▸ **Input for this task**
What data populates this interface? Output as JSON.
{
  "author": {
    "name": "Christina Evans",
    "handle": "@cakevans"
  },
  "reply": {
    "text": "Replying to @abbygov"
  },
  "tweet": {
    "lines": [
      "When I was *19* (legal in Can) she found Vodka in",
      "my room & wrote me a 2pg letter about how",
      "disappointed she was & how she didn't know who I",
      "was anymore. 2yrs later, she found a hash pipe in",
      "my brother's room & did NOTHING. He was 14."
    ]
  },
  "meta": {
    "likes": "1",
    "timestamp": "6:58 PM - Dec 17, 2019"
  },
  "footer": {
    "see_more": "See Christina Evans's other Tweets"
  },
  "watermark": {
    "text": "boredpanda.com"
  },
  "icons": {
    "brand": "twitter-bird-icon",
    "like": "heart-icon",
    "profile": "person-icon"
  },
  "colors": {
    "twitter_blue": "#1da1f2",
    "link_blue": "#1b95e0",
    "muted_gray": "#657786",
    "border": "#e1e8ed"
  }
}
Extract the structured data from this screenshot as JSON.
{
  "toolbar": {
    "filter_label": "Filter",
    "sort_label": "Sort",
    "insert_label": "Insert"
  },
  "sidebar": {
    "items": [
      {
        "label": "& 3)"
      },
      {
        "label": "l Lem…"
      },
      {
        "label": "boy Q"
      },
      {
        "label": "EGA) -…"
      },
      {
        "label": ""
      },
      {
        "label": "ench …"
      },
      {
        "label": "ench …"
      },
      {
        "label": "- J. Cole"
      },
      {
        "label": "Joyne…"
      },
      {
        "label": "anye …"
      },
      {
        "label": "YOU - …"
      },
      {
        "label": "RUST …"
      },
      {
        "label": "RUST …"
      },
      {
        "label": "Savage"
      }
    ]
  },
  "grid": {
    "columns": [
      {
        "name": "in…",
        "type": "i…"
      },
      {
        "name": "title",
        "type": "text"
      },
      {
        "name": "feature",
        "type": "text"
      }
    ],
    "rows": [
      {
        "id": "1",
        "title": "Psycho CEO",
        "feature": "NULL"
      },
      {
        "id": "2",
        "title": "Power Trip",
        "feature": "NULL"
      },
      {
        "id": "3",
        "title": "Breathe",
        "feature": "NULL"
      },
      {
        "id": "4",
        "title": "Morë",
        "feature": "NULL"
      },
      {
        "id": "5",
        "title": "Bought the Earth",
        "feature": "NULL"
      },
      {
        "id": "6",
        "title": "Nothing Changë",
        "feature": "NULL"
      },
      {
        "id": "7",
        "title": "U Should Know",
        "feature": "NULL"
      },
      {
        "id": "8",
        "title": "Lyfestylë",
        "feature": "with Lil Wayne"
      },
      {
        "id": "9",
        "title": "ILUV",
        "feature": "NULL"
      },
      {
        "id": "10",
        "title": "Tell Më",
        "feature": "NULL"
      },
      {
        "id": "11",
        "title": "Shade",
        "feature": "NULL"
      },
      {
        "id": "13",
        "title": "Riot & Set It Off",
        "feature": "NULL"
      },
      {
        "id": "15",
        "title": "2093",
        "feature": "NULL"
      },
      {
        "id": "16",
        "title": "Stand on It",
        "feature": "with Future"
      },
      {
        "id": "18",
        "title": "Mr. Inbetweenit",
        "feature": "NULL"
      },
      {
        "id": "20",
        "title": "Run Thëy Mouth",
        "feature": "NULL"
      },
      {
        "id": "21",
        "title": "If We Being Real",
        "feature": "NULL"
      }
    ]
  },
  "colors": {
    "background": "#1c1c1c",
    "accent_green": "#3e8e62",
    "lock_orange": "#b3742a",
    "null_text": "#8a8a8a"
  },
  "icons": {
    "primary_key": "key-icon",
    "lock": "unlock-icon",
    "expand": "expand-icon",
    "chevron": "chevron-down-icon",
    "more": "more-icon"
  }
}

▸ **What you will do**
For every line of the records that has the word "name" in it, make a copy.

▸ **Written reply**
    "name": "Christina Evans",
        "name": "in…",
        "name": "title",
        "name": "feature",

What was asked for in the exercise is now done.